HOLGER NICKEL, HOLGER JUNGHANS, DIRK PRÜFER, MARCUS STRAUSS, RAINER FISCHER, SABINE ZIMMERMANN
Nordring-Kartoffelzucht- und Vermehrungs-GmbH (NORIKA), Germany
Fraunhofer Gesellschaft, Institute of Molecular Biology and Applied Ecology, Germany
Institute for Molecular Biotechnology, Biology VII, Germany
Molecular biotechnology has provided powerful new measures for the control of crop disease. Crops can now be engineered to be resistant through creation of transgenic plants producing recombinant proteins, pathogen related proteins, or antisense RNAs that block pathogenesis. The principle of generating resistant plants by genetic engineering is to express a protein or nucleic acid that interferes with pathogenesis in a transgenic plant. However, this strategy bears a recombination or transcapsidation risk which can occur between the resistance-mediating transgene and an innocuous virus and so leading to increase virulence. For example viroid RNA can be encapsidated within potato leafroll virus (PLRV) particles. Therefore, these approaches can only cautiously be used, and alternative strategies should be employed that do not share this risk.
In contrast, antibody engineering is a novel approach to create pathogen-resistant plants, which is based on the expression of recombinant antibody fragments that inactivate pathogens and pathogen proteins. The effectiveness of antibody-based resistance is related to the antibody affinity and specificity to the target protein. Antibody-mediated resistant plants provide higher security levels and avoid the use of undesirable pesticides currently used in agriculture. PLRV, a member of the family Luteoviridae, is transmitted by aphids and confined to the phloem tissue of the host plant. In the course of infection, PLRV produces yellowing and leafrolling symptoms diminishing crop yield. Monoclonal antibodies (mAb) against different PLRV proteins were isolated and used for generating single-chain fragments of the variable domains (scFv). The variable heavy chain (VH) and variable light chain (VL) coding sequences were cloned by RT-PCR in a bacterial expression vector. After periplasmatic expression in E. coli the soluble scFv were isolated and purified via Ni-NTA affinity chromatography. The purified scFv were evaluated through Western blot and ELISA analysis demonstrating specific binding to selected recombinant viral target proteins.
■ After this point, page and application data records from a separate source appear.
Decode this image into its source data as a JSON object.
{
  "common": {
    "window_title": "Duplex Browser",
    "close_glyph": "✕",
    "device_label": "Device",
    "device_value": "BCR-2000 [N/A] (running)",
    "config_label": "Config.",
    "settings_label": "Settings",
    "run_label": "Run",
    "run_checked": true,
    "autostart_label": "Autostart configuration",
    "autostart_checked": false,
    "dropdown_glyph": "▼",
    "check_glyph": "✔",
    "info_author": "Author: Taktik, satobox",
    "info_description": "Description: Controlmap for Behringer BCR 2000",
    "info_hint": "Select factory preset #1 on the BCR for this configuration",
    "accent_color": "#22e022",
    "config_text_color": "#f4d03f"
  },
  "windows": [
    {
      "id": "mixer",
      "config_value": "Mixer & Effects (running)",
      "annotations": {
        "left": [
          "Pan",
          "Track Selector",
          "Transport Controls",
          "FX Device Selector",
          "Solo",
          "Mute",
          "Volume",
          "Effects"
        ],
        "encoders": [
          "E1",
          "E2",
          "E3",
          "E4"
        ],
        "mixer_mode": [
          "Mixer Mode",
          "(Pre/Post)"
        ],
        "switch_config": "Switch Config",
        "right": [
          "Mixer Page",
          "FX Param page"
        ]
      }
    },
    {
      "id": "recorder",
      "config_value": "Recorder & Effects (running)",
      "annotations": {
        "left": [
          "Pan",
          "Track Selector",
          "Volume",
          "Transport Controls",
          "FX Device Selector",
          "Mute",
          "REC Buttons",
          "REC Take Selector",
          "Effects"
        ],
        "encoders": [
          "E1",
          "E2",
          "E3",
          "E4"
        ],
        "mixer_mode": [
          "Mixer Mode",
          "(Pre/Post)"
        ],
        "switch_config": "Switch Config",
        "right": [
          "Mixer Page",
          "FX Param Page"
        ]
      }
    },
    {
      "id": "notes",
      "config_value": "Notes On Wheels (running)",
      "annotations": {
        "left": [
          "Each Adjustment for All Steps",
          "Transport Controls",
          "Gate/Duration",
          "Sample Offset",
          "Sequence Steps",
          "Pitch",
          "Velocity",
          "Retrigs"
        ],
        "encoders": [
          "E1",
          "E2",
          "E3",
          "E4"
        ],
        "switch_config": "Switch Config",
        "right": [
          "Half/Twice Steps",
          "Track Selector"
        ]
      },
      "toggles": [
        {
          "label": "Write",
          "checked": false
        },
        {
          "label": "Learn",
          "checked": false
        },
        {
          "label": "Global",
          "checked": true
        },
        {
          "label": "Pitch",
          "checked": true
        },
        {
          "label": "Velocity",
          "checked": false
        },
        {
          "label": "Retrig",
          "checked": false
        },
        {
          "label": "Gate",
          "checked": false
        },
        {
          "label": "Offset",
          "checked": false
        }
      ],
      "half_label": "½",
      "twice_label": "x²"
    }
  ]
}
The obtained scFvs were identified as promising candidates to establish resistance against PLRV upon engineering transgenic potato plants which is currently ongoing to study the relevance of the different PLRV proteins during the PLRV infection cycle.
Keywords: Potato leafroll virus (PLRV), antibody engineering, single-chain fragment of variable domain (scFv)